Top positive review
5 people found this helpful
on 7 June 2015
Set mostly during the Second World War, Michael Frayn's 'Spies' centres on schoolboy Stephen Wheatley, who lives with his mother, father and older brother in the Close, a quiet cul-de-sac, where most of the houses sit in their tidy front gardens, behind neatly trimmed hedges. Stephen's family, we soon learn, is not considered entirely 'acceptable' to the more affluent and respectable residents of the Close, and Stephen, with his scruffy school uniform and old tennis shoes, is surprised when Keith Hayward, with his smart private school uniform and polished tan sandals, seems keen for Stephen to be his friend. During the summer holidays, Stephen and Keith play together at Keith's immaculate home, watched over by Keith's elegant and attractive mother who, freed from housework by her cleaning lady, spends her days reading books, resting in her room and visiting her younger sister who lives a few doors down the street. However, although Stephen may be in awe of Mr and Mrs Hayward, often wondering why they allow Keith to be friendly with him, deep down he instinctively knows that the reason Keith's parents tolerate him is because Keith is an only child who doesn't make friends easily - and he also knows that the reason Keith wants Stephen as a friend is because he is happy to let Keith take the lead in all their games together and never challenges him. And this arrangement works well, until the day that Keith makes the shocking announcement that the Germans have infiltrated his family and his mother is actually a German agent, and Stephen makes the decision to help Keith to spy on his mother's movements in and around the Close. At first, their surveillance of Mrs Hayward is exciting and great fun, but when the boys, and Stephen in particular, stumble across things they do not understand, things gradually begin to spiral out of control.
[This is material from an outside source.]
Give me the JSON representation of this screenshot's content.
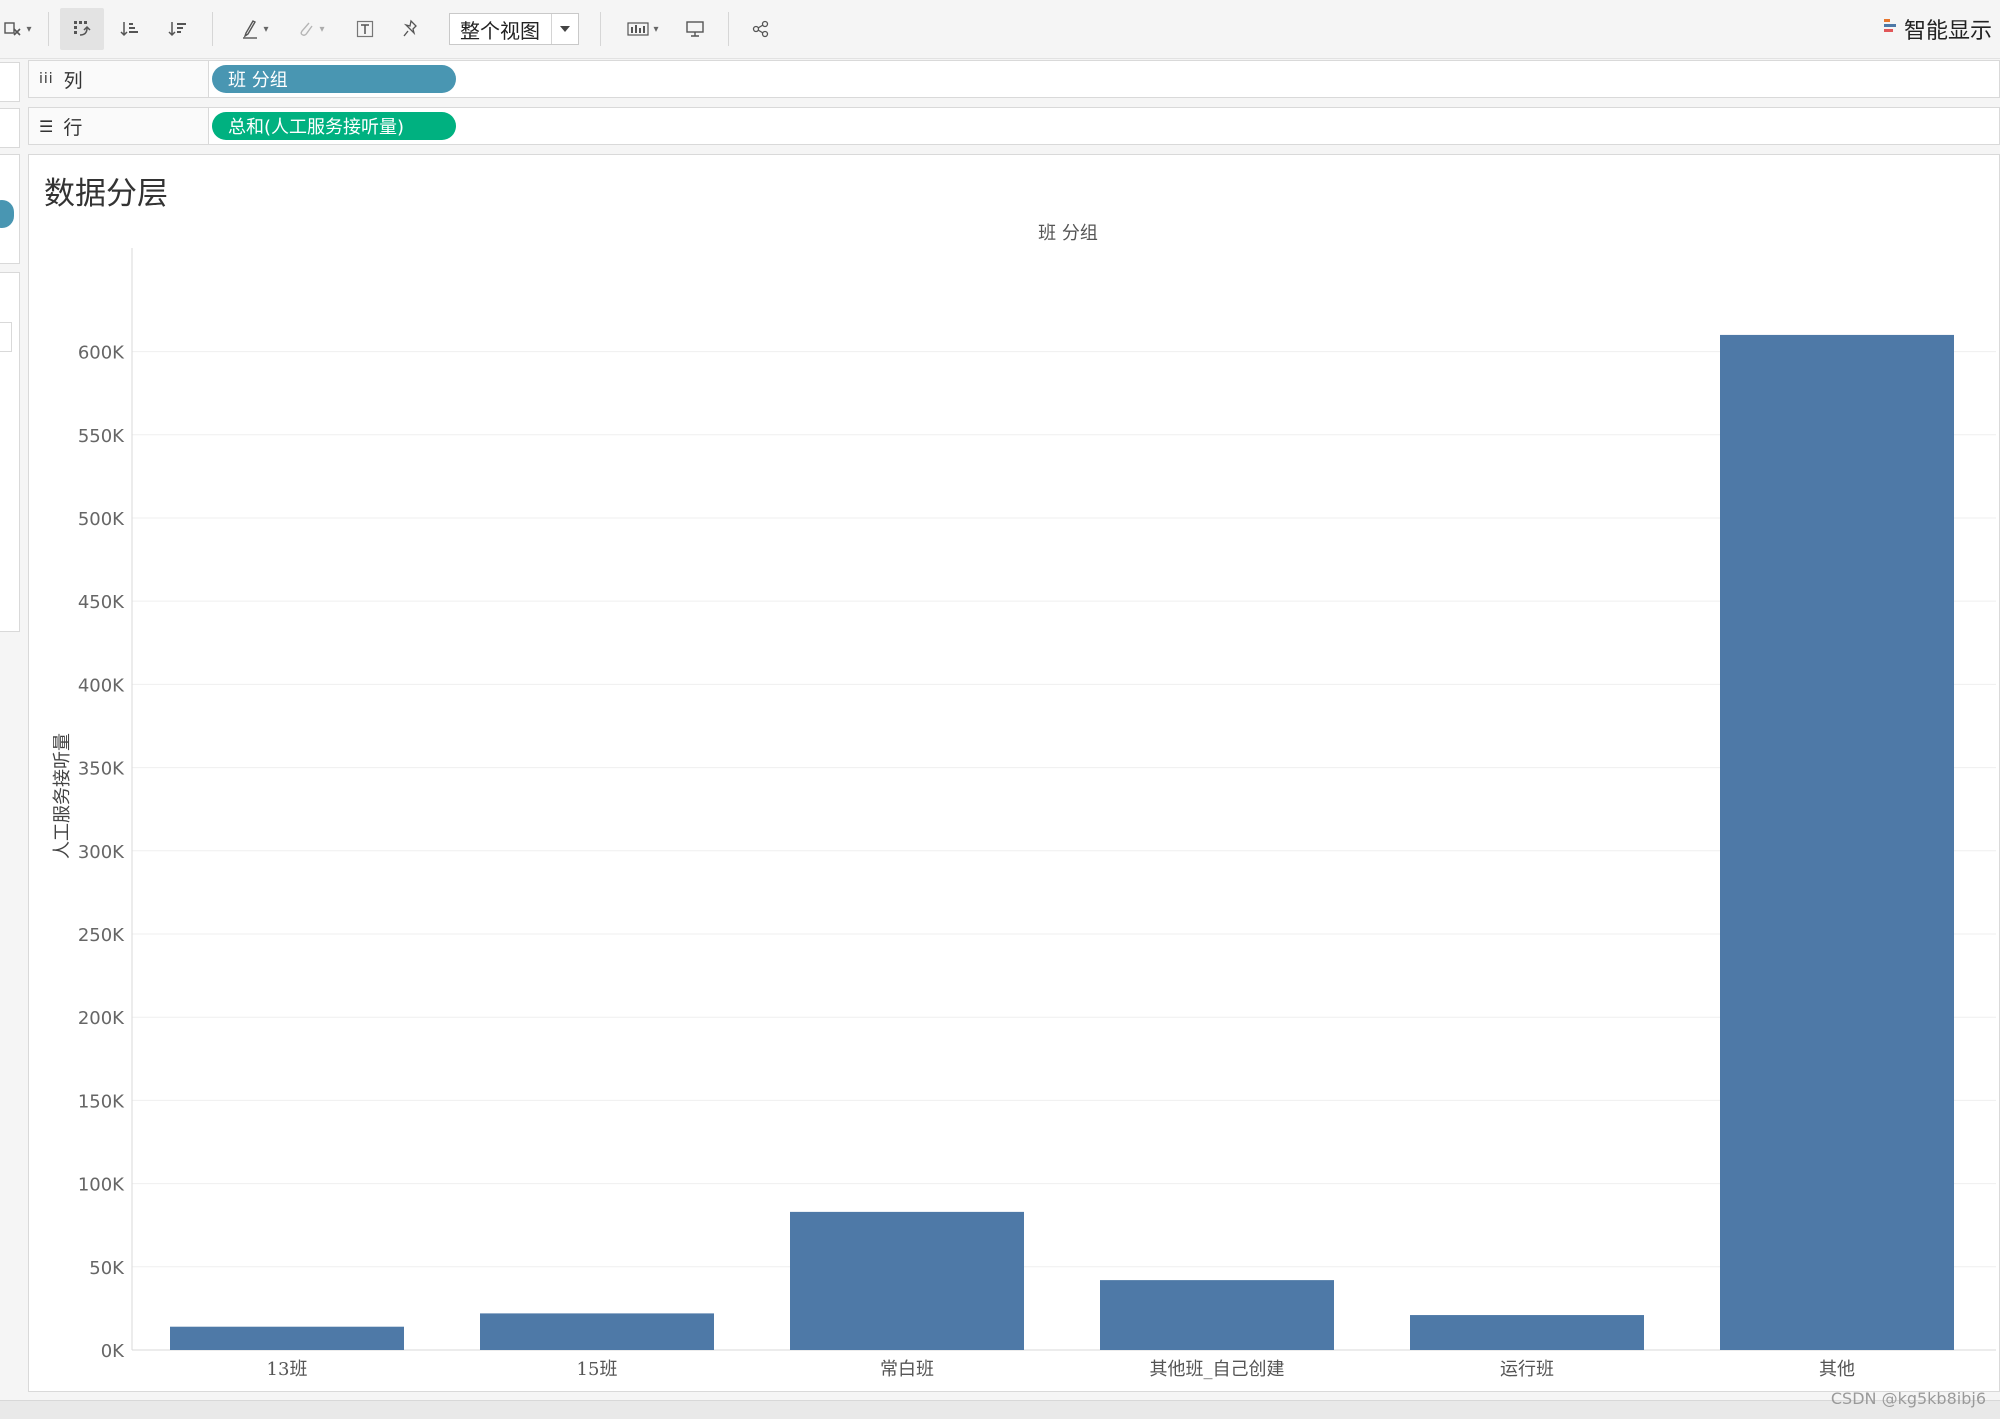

This is a tenderly written and mostly leisurely-paced story (although it does have its more exciting moments) but it's also a deftly controlled and quietly compelling one. Richly evocative of childhood days, but not overly-sentimental, this part coming-of-age story and part mystery story is warm, funny and, in places, rather poignant to read. I picked this novel up from the bookshelf of an elderly male relative who thoroughly enjoyed it and recommended it wholeheartedly - I wasn't sure (his brief synopsis made it sound a bit 'Boys' Own') but I took it away with me to be polite and surprised myself by how much I enjoyed it. Recommended.